Top of Records to use
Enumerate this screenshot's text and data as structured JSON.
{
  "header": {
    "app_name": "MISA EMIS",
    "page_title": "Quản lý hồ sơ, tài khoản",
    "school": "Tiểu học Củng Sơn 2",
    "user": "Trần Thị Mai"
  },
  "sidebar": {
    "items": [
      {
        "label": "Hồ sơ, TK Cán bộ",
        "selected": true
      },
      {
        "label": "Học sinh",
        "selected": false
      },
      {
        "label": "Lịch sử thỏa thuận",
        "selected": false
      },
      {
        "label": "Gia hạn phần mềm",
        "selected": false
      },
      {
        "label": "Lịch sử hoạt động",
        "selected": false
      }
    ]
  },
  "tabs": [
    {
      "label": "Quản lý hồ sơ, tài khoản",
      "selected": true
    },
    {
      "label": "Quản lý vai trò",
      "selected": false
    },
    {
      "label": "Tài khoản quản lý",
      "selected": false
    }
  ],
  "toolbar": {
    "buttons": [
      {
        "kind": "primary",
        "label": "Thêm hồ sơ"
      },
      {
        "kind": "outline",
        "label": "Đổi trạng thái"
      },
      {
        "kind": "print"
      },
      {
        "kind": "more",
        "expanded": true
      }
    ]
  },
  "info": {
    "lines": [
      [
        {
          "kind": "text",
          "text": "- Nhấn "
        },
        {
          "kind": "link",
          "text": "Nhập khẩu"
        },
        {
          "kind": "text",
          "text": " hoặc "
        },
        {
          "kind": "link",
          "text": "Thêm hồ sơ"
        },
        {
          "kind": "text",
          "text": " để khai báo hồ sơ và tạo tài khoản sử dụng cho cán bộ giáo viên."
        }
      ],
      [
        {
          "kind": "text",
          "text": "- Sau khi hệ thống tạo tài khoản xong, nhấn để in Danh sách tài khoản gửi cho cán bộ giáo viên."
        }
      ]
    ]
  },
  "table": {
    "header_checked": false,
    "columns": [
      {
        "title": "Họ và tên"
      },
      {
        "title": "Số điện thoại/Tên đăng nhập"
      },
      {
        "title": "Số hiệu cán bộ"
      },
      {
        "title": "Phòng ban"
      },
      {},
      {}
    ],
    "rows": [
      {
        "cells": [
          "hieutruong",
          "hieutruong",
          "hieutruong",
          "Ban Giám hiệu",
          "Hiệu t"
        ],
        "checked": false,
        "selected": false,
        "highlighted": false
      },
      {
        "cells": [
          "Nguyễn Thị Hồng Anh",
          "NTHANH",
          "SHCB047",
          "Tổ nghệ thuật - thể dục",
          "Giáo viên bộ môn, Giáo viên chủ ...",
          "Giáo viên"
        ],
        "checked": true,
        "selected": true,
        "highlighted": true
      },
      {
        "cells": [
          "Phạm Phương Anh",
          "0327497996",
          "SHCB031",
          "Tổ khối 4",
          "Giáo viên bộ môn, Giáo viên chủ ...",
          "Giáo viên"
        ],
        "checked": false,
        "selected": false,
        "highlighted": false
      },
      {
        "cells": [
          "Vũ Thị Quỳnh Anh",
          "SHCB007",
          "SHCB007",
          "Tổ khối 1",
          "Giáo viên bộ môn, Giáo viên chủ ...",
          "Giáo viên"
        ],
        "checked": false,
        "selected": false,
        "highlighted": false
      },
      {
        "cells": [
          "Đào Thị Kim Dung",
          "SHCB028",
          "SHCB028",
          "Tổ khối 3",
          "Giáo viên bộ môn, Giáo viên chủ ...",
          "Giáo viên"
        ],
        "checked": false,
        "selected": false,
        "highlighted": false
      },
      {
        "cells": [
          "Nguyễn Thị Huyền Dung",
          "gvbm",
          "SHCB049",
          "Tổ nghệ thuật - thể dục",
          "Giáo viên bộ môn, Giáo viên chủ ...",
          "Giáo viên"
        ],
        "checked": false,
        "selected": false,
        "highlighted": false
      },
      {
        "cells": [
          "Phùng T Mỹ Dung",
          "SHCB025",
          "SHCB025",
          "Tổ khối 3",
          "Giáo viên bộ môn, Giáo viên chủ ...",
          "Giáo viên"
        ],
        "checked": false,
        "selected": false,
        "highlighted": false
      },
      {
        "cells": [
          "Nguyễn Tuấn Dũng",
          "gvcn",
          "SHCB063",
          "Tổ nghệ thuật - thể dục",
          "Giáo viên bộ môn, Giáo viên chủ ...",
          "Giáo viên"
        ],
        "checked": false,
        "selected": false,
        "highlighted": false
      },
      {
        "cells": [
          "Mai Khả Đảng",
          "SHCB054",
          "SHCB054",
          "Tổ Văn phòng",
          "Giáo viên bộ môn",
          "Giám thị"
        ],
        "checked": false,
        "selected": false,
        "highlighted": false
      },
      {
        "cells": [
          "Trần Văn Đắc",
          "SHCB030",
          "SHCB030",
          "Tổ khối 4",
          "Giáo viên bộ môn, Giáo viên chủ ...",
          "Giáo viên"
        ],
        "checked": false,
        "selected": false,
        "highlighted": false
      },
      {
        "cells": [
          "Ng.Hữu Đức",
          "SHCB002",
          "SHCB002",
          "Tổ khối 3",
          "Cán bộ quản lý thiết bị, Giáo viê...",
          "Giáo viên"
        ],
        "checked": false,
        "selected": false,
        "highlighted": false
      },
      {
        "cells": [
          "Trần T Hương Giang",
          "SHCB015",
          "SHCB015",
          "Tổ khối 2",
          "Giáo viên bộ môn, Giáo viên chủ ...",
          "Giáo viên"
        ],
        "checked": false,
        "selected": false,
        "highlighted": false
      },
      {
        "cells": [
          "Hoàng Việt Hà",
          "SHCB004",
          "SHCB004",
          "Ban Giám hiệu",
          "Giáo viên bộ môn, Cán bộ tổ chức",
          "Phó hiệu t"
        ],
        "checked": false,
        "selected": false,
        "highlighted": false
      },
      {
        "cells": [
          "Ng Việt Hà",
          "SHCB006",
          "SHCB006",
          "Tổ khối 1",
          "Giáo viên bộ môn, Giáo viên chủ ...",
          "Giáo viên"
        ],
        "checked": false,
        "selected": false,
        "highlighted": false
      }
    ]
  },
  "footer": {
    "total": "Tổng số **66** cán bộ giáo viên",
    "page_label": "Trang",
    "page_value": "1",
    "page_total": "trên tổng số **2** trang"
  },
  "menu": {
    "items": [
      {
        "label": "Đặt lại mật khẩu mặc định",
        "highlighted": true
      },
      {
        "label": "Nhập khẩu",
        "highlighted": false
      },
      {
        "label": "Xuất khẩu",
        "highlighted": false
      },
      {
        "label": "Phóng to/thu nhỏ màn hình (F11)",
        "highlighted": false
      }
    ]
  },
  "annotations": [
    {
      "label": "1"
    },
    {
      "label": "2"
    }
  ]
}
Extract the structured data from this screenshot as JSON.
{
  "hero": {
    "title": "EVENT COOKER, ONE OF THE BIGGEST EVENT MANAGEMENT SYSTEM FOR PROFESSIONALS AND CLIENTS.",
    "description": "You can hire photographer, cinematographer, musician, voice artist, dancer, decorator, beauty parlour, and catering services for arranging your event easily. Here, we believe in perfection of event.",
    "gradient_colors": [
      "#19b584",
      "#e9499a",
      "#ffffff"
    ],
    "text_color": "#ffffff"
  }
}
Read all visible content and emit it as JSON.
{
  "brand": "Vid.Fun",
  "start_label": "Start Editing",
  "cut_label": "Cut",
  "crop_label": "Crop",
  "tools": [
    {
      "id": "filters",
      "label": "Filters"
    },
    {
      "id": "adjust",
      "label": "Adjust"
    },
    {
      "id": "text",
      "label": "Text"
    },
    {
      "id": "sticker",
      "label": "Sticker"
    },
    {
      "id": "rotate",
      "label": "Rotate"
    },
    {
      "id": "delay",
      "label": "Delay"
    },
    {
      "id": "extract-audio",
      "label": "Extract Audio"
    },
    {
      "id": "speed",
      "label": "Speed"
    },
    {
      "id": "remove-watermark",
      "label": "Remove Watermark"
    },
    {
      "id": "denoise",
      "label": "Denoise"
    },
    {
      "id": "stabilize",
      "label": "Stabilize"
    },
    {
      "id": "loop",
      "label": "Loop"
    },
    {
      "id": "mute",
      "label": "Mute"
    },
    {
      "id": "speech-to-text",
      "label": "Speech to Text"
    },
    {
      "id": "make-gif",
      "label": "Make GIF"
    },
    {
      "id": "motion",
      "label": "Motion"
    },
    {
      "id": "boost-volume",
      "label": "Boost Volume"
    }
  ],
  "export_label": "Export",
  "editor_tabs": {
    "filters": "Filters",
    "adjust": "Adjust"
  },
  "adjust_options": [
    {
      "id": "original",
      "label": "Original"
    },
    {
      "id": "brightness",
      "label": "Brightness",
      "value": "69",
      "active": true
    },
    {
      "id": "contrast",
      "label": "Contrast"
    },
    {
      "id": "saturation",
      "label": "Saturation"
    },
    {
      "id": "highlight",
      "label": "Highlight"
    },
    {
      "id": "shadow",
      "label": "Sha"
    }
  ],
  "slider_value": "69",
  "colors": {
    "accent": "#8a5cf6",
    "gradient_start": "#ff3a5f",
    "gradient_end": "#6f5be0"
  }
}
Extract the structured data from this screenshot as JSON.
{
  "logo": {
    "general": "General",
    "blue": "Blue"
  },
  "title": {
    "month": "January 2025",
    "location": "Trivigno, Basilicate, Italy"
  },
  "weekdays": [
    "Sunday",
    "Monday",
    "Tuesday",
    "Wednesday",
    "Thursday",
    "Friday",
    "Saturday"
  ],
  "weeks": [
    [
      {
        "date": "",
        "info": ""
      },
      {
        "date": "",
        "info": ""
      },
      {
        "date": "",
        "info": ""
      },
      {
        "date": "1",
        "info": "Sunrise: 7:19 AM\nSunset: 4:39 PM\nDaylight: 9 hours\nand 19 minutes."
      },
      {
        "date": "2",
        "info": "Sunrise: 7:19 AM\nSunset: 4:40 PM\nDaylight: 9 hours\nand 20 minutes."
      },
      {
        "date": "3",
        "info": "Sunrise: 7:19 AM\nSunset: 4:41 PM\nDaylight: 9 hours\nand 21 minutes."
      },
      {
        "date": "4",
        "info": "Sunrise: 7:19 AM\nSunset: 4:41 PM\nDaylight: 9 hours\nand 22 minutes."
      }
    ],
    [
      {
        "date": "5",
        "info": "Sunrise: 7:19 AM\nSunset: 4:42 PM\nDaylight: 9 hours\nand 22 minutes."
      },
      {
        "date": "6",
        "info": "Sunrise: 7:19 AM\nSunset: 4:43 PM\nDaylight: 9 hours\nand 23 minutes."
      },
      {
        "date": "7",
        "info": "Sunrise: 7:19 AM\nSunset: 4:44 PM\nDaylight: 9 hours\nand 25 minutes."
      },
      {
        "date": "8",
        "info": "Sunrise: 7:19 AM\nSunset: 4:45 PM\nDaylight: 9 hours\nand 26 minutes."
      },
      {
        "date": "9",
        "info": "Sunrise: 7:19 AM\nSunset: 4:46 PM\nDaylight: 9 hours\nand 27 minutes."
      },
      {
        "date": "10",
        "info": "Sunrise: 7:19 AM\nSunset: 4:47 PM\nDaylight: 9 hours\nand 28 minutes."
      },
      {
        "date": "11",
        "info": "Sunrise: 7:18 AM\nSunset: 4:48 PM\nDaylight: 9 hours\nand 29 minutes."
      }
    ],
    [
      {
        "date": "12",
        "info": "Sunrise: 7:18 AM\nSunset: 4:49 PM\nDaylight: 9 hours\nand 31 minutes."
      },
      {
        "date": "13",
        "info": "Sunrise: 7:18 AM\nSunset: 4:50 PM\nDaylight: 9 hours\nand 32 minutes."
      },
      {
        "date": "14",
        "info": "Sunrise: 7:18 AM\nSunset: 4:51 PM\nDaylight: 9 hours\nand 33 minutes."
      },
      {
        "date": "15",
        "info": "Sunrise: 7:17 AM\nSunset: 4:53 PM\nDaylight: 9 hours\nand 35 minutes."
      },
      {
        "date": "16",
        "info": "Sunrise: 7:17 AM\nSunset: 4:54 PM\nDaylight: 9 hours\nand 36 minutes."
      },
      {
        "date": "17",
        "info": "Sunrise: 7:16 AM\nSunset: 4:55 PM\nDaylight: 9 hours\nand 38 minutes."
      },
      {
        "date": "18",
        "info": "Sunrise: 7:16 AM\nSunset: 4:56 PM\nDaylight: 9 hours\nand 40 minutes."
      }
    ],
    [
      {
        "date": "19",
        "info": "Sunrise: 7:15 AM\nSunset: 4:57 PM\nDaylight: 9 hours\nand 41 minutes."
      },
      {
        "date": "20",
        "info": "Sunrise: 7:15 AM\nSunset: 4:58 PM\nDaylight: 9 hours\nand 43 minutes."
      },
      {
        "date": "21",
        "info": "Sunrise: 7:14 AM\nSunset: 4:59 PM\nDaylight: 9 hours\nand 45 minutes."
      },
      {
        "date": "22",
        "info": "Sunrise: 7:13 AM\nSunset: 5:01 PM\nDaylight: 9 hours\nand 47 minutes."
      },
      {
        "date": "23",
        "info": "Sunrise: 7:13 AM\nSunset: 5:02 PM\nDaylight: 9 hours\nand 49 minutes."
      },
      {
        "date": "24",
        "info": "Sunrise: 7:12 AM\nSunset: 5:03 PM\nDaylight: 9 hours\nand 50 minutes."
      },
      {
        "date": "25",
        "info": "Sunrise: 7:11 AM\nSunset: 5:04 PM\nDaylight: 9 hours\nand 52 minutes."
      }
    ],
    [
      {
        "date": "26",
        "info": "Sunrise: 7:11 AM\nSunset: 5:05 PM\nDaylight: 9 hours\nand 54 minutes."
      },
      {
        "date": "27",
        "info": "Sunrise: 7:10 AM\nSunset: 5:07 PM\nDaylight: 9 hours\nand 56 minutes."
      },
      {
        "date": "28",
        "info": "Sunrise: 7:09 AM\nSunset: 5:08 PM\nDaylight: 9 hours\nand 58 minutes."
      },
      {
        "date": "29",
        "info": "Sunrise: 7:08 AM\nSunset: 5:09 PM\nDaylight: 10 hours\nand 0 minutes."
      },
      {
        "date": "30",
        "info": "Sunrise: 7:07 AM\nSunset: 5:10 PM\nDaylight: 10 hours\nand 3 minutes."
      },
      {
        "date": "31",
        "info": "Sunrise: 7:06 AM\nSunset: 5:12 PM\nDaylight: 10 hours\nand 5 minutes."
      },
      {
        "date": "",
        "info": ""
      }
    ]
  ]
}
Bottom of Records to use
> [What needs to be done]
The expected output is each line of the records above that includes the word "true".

> [Result of the task]
        "selected": true
      "selected": true
        "expanded": true
        "checked": true,
        "selected": true,
        "highlighted": true
        "highlighted": true
      "active": true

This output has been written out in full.